WallCAP – Hadrian’s Wall Community Archaeology Project


Newcastle University, National Lottery Heritage Fund, Local Community and Volunteers.

Start date/ end date

October 2017 – December 2021

Type of collaboration

Multi-Stakeholder collaboration involving Newcastle University, Hadrian’s Wall World Heritage Site (WHS) stakeholders, local communities, volunteers and National Lottery Heritage Fund. An ambitious community collaboration that engages local communities and volunteers in the vital task of securing the heritage for future generations.

Motivation for collaboration

Hadrian’s Wall, part of the UNESCO transnational Frontiers of the Roman Empire World Heritage Site (WHS), is one of the most famous ancient monuments in the world, yet many aspects of it are still poorly understood and some portions of it are in poor and deteriorating condition. By building a community-based network, guided and trained by professionals, the project aims to foster local engagement and social investment in heritage landscapes.

How the collaboration was formed

Funded by the National Lottery Heritage Fund, the collaboration brought together key stakeholders and communities to deliver a range of exciting events for local communities along the entire length of Hadrian’s Wall and the Cumbrian coast.

Benefits derived from collaboration

The project provides local communities with the knowledge and skills to understand how the Wall has literally and metaphorically provided the building blocks for present-day communities, by exploring the way in which the Wall’s building fabric has been reused in the centuries following Roman rule of Britain. The project also communicates and engages the need to actively engage in heritage conservation, building bridges between the monument, local communities, and various stakeholder organisations in the WHS.

Legacy of collaboration

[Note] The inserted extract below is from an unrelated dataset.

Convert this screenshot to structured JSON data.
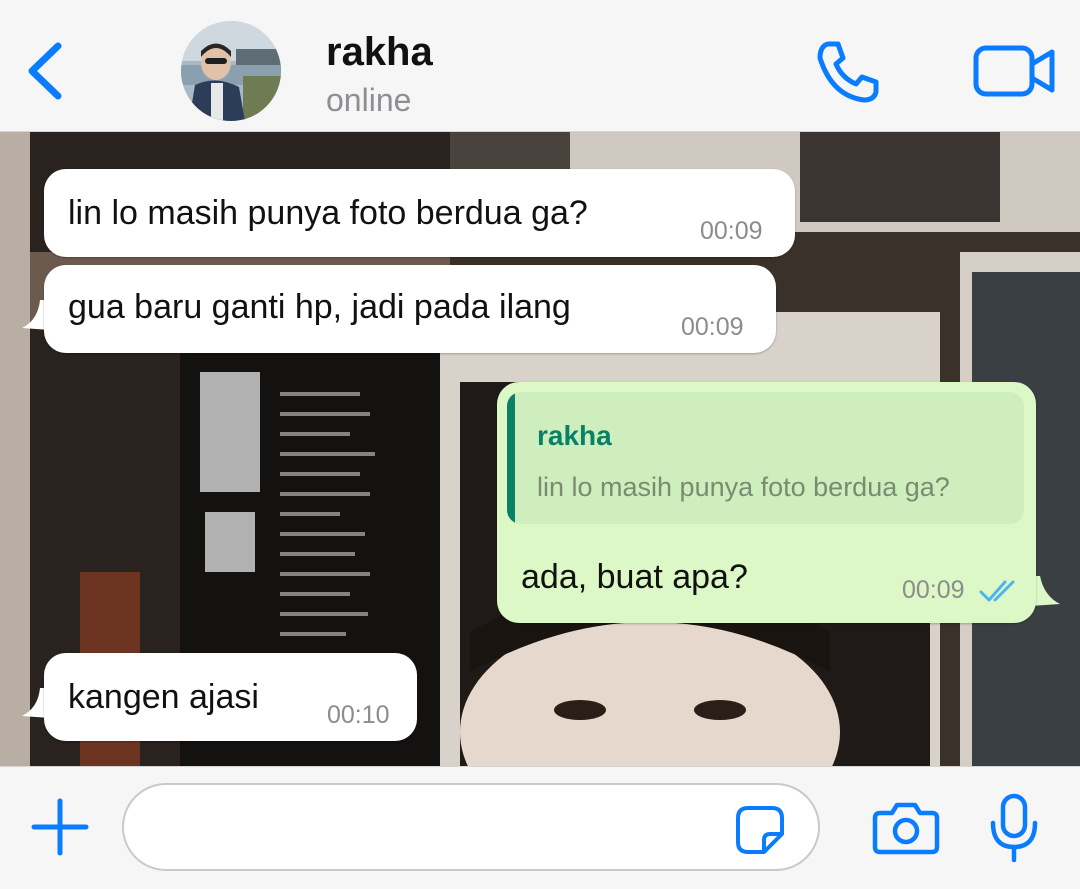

A coordinated and informed network of experts, and engaged and empowered local communities and volunteers confident in securing the heritage for future generations;
a number of sites left in a physically improved condition;
contributions to exhibitions at the Great North Museum: Hancock and Tullie House Museum

Lessons learned

There is lots of passion and desire by individuals and communities to play an active role in their heritage.
Rewarding engagement for volunteers requires staffing dedicated to volunteer and community liaison and communications, alongside complementary expert staff.

Further information can be found at https://wallcap.ncl.ac.uk/project-aims-overview/

WallCAP volunteers recording stone taken from Hadrian’s Wall to build Thirlwall Castle in the 14th century.